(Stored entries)
*** Block opens ***

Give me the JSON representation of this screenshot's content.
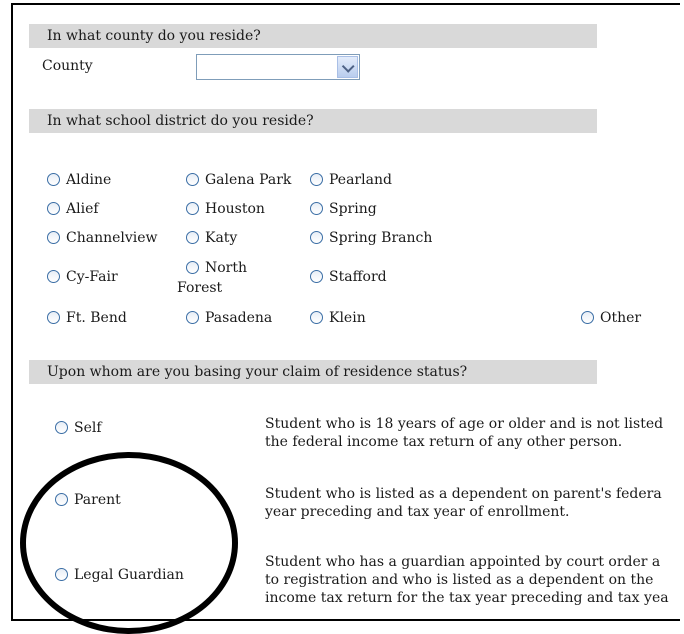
{
  "county_section": {
    "question": "In what county do you reside?",
    "label": "County",
    "selected_value": ""
  },
  "district_section": {
    "question": "In what school district do you reside?",
    "districts": [
      "Aldine",
      "Galena Park",
      "Pearland",
      "Alief",
      "Houston",
      "Spring",
      "Channelview",
      "Katy",
      "Spring Branch",
      "Cy-Fair",
      "North Forest",
      "Stafford",
      "Ft. Bend",
      "Pasadena",
      "Klein",
      "Other"
    ]
  },
  "residence_section": {
    "question": "Upon whom are you basing your claim of residence status?",
    "options": [
      {
        "label": "Self",
        "desc": [
          "Student who is 18 years of age or older and is not listed",
          "the federal income tax return of any other person."
        ]
      },
      {
        "label": "Parent",
        "desc": [
          "Student who is listed as a dependent on parent's federa",
          "year preceding and tax year of enrollment."
        ]
      },
      {
        "label": "Legal Guardian",
        "desc": [
          "Student who has a guardian appointed by court order a",
          "to registration and who is listed as a dependent on the",
          "income tax return for the tax year preceding and tax yea"
        ]
      }
    ]
  }
}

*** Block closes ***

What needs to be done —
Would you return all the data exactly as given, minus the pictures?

Reply to the task —
Give me the JSON representation of this screenshot's content.
{
  "county_section": {
    "question": "In what county do you reside?",
    "label": "County",
    "selected_value": ""
  },
  "district_section": {
    "question": "In what school district do you reside?",
    "districts": [
      "Aldine",
      "Galena Park",
      "Pearland",
      "Alief",
      "Houston",
      "Spring",
      "Channelview",
      "Katy",
      "Spring Branch",
      "Cy-Fair",
      "North Forest",
      "Stafford",
      "Ft. Bend",
      "Pasadena",
      "Klein",
      "Other"
    ]
  },
  "residence_section": {
    "question": "Upon whom are you basing your claim of residence status?",
    "options": [
      {
        "label": "Self",
        "desc": [
          "Student who is 18 years of age or older and is not listed",
          "the federal income tax return of any other person."
        ]
      },
      {
        "label": "Parent",
        "desc": [
          "Student who is listed as a dependent on parent's federa",
          "year preceding and tax year of enrollment."
        ]
      },
      {
        "label": "Legal Guardian",
        "desc": [
          "Student who has a guardian appointed by court order a",
          "to registration and who is listed as a dependent on the",
          "income tax return for the tax year preceding and tax yea"
        ]
      }
    ]
  }
}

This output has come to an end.